Work instruction:
How many lines of the data contain "kind"? Reply with the number alone.

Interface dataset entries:
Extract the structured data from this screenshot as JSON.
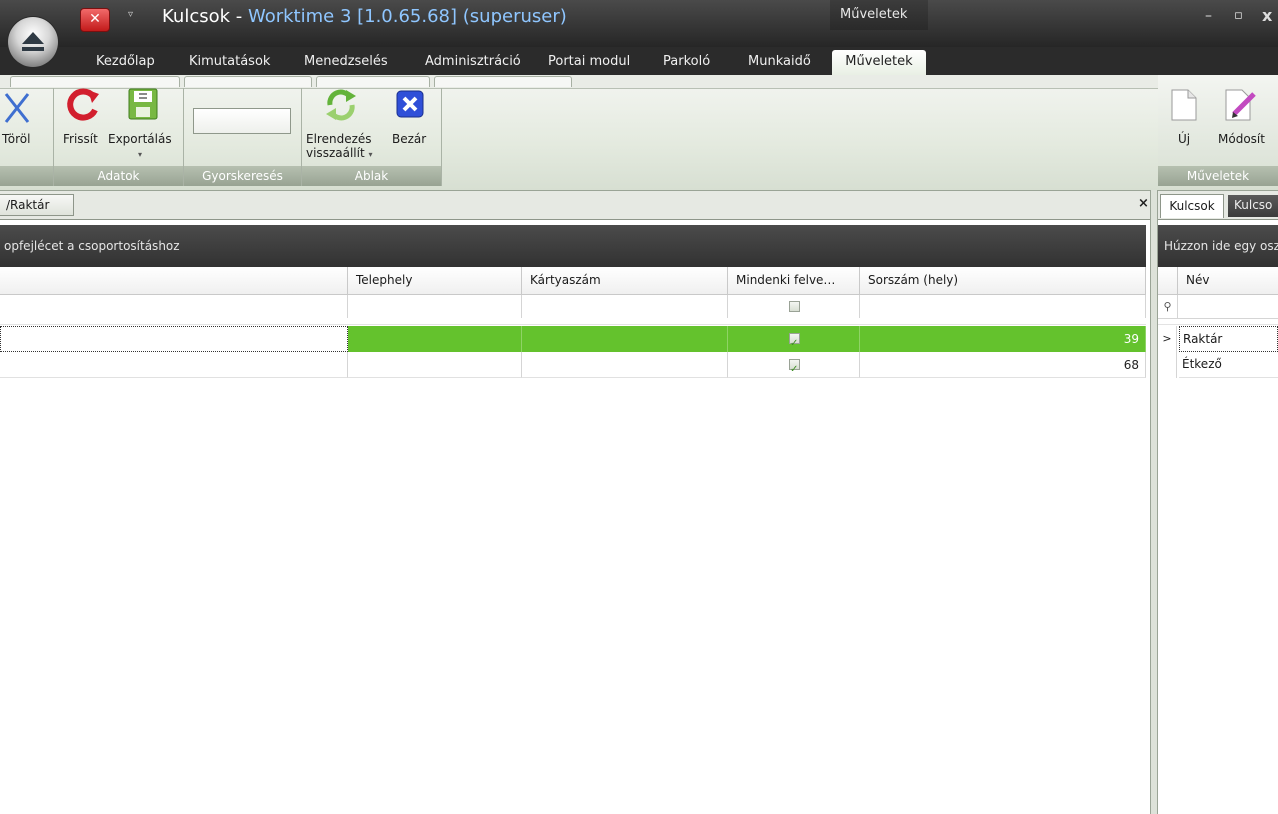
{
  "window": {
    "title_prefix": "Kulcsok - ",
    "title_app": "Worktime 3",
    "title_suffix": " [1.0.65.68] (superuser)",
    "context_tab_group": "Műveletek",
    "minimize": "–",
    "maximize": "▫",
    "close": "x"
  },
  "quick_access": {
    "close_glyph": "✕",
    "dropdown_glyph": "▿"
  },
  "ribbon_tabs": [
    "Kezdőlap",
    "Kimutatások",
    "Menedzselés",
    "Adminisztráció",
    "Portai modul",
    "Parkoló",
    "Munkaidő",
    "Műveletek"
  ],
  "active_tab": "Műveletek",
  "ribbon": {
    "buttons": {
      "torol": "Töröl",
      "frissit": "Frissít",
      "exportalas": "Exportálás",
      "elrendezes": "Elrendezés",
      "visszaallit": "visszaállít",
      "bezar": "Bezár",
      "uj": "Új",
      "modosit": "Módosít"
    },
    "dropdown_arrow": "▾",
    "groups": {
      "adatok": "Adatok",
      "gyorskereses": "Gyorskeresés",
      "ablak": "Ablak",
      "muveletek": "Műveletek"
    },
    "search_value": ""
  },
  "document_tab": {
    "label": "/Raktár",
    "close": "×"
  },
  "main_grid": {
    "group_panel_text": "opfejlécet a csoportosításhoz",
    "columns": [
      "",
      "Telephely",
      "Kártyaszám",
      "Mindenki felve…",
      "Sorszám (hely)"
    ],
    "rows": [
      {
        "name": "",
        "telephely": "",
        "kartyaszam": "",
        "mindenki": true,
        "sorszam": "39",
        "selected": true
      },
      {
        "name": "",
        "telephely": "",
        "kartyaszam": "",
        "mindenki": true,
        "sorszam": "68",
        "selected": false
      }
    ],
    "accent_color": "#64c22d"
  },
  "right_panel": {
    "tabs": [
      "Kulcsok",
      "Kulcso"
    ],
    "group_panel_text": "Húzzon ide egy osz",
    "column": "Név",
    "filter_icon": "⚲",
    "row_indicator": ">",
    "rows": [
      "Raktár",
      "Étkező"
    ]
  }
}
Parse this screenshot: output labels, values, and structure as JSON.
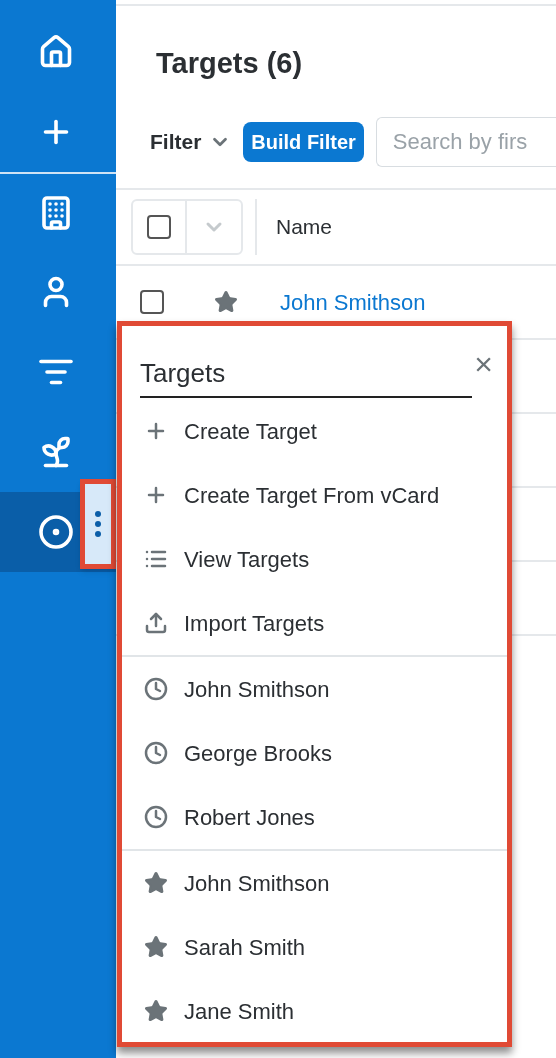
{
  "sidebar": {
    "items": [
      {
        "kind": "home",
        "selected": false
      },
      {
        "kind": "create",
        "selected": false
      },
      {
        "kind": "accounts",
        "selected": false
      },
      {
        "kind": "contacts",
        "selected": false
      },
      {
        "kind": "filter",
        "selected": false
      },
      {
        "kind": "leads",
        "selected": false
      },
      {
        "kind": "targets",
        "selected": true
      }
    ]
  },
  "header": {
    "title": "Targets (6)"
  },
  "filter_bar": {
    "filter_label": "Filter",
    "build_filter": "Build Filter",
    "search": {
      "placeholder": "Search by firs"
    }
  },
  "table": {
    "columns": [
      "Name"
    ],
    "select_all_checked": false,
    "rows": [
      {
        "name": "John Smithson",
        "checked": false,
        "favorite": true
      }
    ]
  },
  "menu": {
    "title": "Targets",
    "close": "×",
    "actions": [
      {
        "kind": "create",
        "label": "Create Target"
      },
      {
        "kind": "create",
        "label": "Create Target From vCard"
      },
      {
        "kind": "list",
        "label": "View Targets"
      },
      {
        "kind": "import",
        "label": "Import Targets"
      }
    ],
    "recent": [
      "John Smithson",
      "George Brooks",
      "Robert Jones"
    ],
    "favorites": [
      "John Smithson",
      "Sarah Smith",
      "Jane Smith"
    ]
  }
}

Solution for this problem:
11